Have you ever coloured a picture with marker and noticed that two touching colours begin to bleed together? In class, do you typically sit evenly spaced or all scrunched together? Although one of these refers to chemical properties and the latter social interaction, both are examples or diffusion.
Diffusion is the mixing of substances due to the movement of their particles. This can occur with all sorts of matter, but is most commonly observed in liquids and gases. Typically, diffusion refers to the movement of molecules from high concentrations to lower concentrations. The rate of this movement depends on the energy of the molecules. Think of how delicious smells from your kitchen take longer to get into your bedroom than to your living room which is located right beside the kitchen. That is because the molecules from the food odour haven’t diffused into that space yet. In this experiment, you will experience how temperature affects the mixing of food colouring drops with water.
The food colouring mixes through the hot water faster than it mixes with the cold water. This is because in hot water, the water molecules have more energy and are moving faster than the molecules of cold water. This makes it easier for the dye to get mixed throughout the hot water. Because diffusion happens from high concentration to low concentration, the more molecules are moving, the more opportunities they have to mix together. The high energy hot water model diffusion is important because it’s how we get oxygen to all the cells in our bodies. When deoxygenated blood is in your capillaries in your lungs, the oxygen in your lungs diffuses from a higher concentration in your lungs to the lower concentration in your blood. This allows red blood cells to carry oxygen all over your body.
Be sure to clean up when you are done. Wipe up any spills that may have happened. Pour all of the water down the sink, and wash out the glasses. Put the food colouring back where you found it.
In this experiment, the food colouring that gets added is the same temperature in each of the hot and cold water tests. Do you think the temperature of the food colouring might have an effect on how it diffuses? Can you find a safe way to heat or cool the food colouring before adding it to the water? Can you predict, based on the first way of doing the experiment, what might change, if anything?
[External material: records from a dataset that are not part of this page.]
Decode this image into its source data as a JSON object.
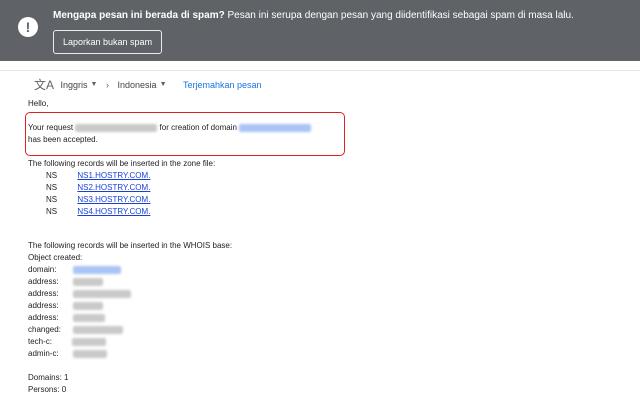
{
  "banner": {
    "title": "Mengapa pesan ini berada di spam?",
    "message": " Pesan ini serupa dengan pesan yang diidentifikasi sebagai spam di masa lalu.",
    "report_button": "Laporkan bukan spam",
    "icon": "warning-icon"
  },
  "translate": {
    "from": "Inggris",
    "to": "Indonesia",
    "link": "Terjemahkan pesan"
  },
  "email": {
    "greeting": "Hello,",
    "request_prefix": "Your request",
    "request_mid": "for creation of domain",
    "accepted": "has been accepted.",
    "zone_intro": "The following records will be inserted in the zone file:",
    "ns_records": [
      {
        "type": "NS",
        "host": "NS1.HOSTRY.COM."
      },
      {
        "type": "NS",
        "host": "NS2.HOSTRY.COM."
      },
      {
        "type": "NS",
        "host": "NS3.HOSTRY.COM."
      },
      {
        "type": "NS",
        "host": "NS4.HOSTRY.COM."
      }
    ],
    "whois_intro": "The following records will be inserted in the WHOIS base:",
    "object_created": "Object created:",
    "whois_labels": [
      "domain:",
      "address:",
      "address:",
      "address:",
      "address:",
      "changed:",
      "tech-c:",
      "admin-c:"
    ],
    "domains": "Domains: 1",
    "persons": "Persons: 0"
  }
}
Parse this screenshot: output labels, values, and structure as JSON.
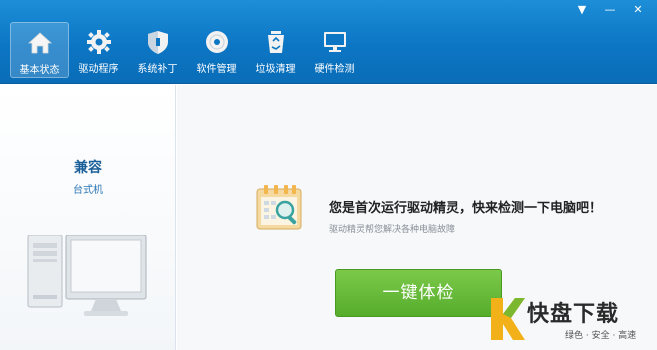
{
  "window": {
    "controls": [
      "▼",
      "—",
      "✕"
    ]
  },
  "toolbar": {
    "items": [
      {
        "label": "基本状态",
        "icon": "home-icon",
        "active": true
      },
      {
        "label": "驱动程序",
        "icon": "gear-icon"
      },
      {
        "label": "系统补丁",
        "icon": "shield-icon"
      },
      {
        "label": "软件管理",
        "icon": "disc-icon"
      },
      {
        "label": "垃圾清理",
        "icon": "recycle-bin-icon"
      },
      {
        "label": "硬件检测",
        "icon": "monitor-icon"
      }
    ]
  },
  "left": {
    "pc_name": "兼容",
    "pc_type": "台式机"
  },
  "main": {
    "headline": "您是首次运行驱动精灵，快来检测一下电脑吧！",
    "subline": "驱动精灵帮您解决各种电脑故障",
    "check_button": "一键体检"
  },
  "watermark": {
    "logo_text": "快盘下载",
    "slogan": "绿色 · 安全 · 高速"
  },
  "colors": {
    "topbar": "#0c76c4",
    "button": "#56ad2b"
  }
}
Also, think about where you see this happen in other places. For example, how might this play into why coffee and tea always start with hot water? If you find an example of where hot or cold water is used for something that might involve diffusion, see if you can try it with the opposite and observe any differences in the results.
This experiment was selected for Science at Home because it teaches NGSS Disciplinary Core Ideas, which have broad importance within or across multiple science or engineering disciplines.
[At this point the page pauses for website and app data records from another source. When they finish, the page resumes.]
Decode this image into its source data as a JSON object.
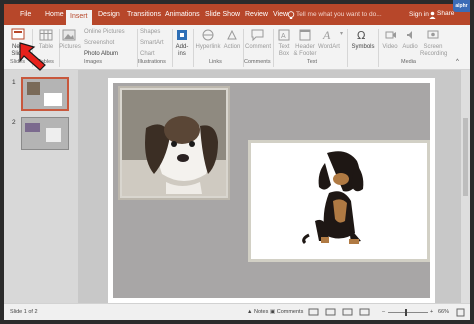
{
  "app": {
    "name": "PowerPoint",
    "watermark": "alphr"
  },
  "tabs": [
    {
      "label": "File",
      "active": false
    },
    {
      "label": "Home",
      "active": false
    },
    {
      "label": "Insert",
      "active": true
    },
    {
      "label": "Design",
      "active": false
    },
    {
      "label": "Transitions",
      "active": false
    },
    {
      "label": "Animations",
      "active": false
    },
    {
      "label": "Slide Show",
      "active": false
    },
    {
      "label": "Review",
      "active": false
    },
    {
      "label": "View",
      "active": false
    }
  ],
  "tell_me": "Tell me what you want to do...",
  "sign_in": "Sign in",
  "share": "Share",
  "ribbon": {
    "new_slide": "New Slide",
    "table": "Table",
    "pictures": "Pictures",
    "online_pictures": "Online Pictures",
    "screenshot": "Screenshot",
    "photo_album": "Photo Album",
    "shapes": "Shapes",
    "smartart": "SmartArt",
    "chart": "Chart",
    "addins": "Add-ins",
    "hyperlink": "Hyperlink",
    "action": "Action",
    "comment": "Comment",
    "text_box": "Text Box",
    "header_footer": "Header & Footer",
    "wordart": "WordArt",
    "symbols": "Symbols",
    "video": "Video",
    "audio": "Audio",
    "screen_recording": "Screen Recording",
    "groups": {
      "slides": "Slides",
      "tables": "Tables",
      "images": "Images",
      "illustrations": "Illustrations",
      "links": "Links",
      "comments": "Comments",
      "text": "Text",
      "media": "Media"
    }
  },
  "thumbnails": [
    {
      "number": "1"
    },
    {
      "number": "2"
    }
  ],
  "status": {
    "slide_of": "Slide 1 of 2",
    "notes": "Notes",
    "comments": "Comments",
    "zoom_minus": "–",
    "zoom_plus": "+",
    "zoom": "66%"
  },
  "colors": {
    "accent": "#b7472a",
    "arrow": "#e8211b"
  }
}
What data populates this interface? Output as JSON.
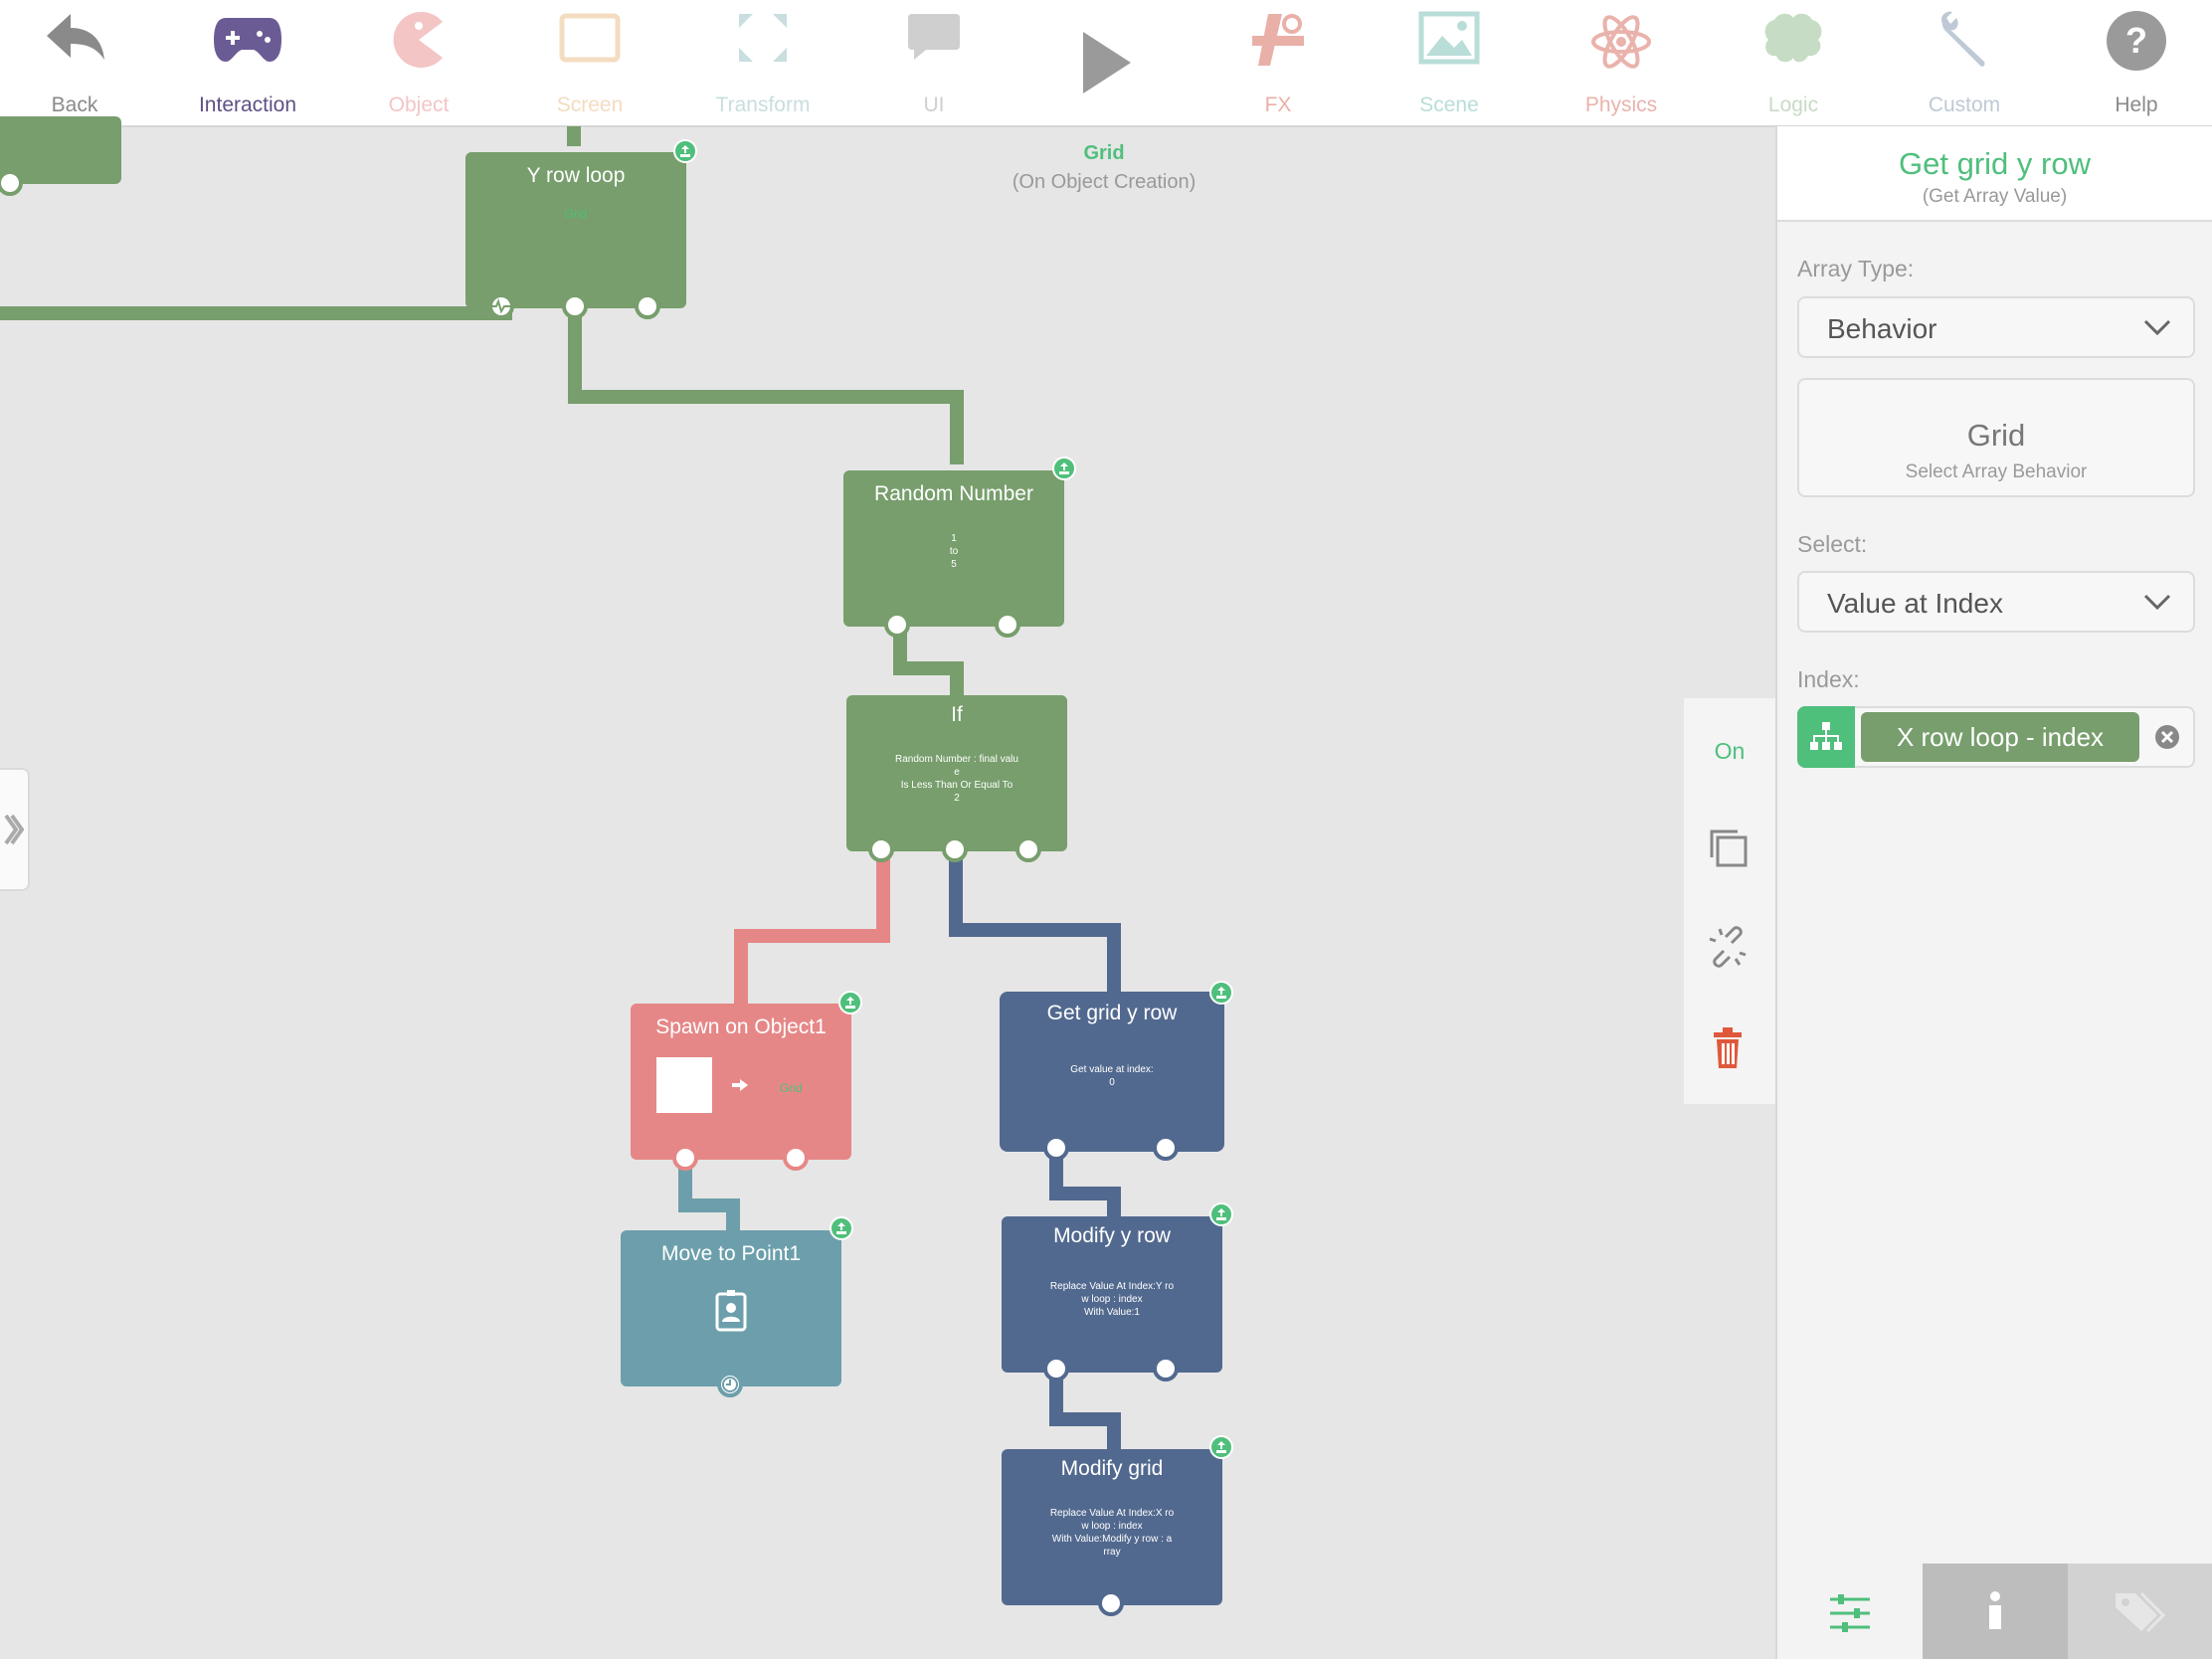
{
  "toolbar": {
    "items": [
      {
        "label": "Back",
        "icon": "back-arrow-icon",
        "color": "#8a8a8a"
      },
      {
        "label": "Interaction",
        "icon": "gamepad-icon",
        "color": "#6b5b95"
      },
      {
        "label": "Object",
        "icon": "pacman-icon",
        "color": "#f4c5c5"
      },
      {
        "label": "Screen",
        "icon": "screen-icon",
        "color": "#f3dcc0"
      },
      {
        "label": "Transform",
        "icon": "transform-icon",
        "color": "#c9dede"
      },
      {
        "label": "UI",
        "icon": "speech-bubble-icon",
        "color": "#cfcfcf"
      },
      {
        "label": "",
        "icon": "play-icon",
        "color": "#9a9a9a"
      },
      {
        "label": "FX",
        "icon": "fx-icon",
        "color": "#e9b0a8"
      },
      {
        "label": "Scene",
        "icon": "scene-image-icon",
        "color": "#b9ddd8"
      },
      {
        "label": "Physics",
        "icon": "atom-icon",
        "color": "#e9b3ac"
      },
      {
        "label": "Logic",
        "icon": "brain-icon",
        "color": "#c7dcc4"
      },
      {
        "label": "Custom",
        "icon": "wrench-icon",
        "color": "#bfc9d6"
      },
      {
        "label": "Help",
        "icon": "help-icon",
        "color": "#9a9a9a"
      }
    ]
  },
  "canvas": {
    "caption_title": "Grid",
    "caption_sub": "(On Object Creation)",
    "nodes": {
      "y_row_loop": {
        "title": "Y row loop",
        "sub": "Grid"
      },
      "random_number": {
        "title": "Random Number",
        "sub": [
          "1",
          "to",
          "5"
        ]
      },
      "if": {
        "title": "If",
        "sub": [
          "Random Number : final valu",
          "e",
          "Is Less Than Or Equal To",
          "2"
        ]
      },
      "spawn": {
        "title": "Spawn on Object1",
        "target": "Grid"
      },
      "move": {
        "title": "Move to Point1"
      },
      "get_grid_y_row": {
        "title": "Get grid y row",
        "sub": [
          "Get value at index:",
          "0"
        ]
      },
      "modify_y_row": {
        "title": "Modify y row",
        "sub": [
          "Replace Value At Index:Y ro",
          "w loop : index",
          "With Value:1"
        ]
      },
      "modify_grid": {
        "title": "Modify grid",
        "sub": [
          "Replace Value At Index:X ro",
          "w loop : index",
          "With Value:Modify y row : a",
          "rray"
        ]
      }
    }
  },
  "vertical_toolbar": {
    "on_label": "On"
  },
  "panel": {
    "title": "Get grid y row",
    "subtitle": "(Get Array Value)",
    "array_type_label": "Array Type:",
    "array_type_value": "Behavior",
    "behavior_name": "Grid",
    "behavior_hint": "Select Array Behavior",
    "select_label": "Select:",
    "select_value": "Value at Index",
    "index_label": "Index:",
    "index_value": "X row loop - index"
  },
  "colors": {
    "green_node": "#779e6c",
    "red_node": "#e68787",
    "teal_node": "#6c9fab",
    "blue_node": "#52698f",
    "accent": "#4fbf7c",
    "delete": "#e0583c"
  }
}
Learn more about how this experiment is based in NGSS Disciplinary Core Ideas.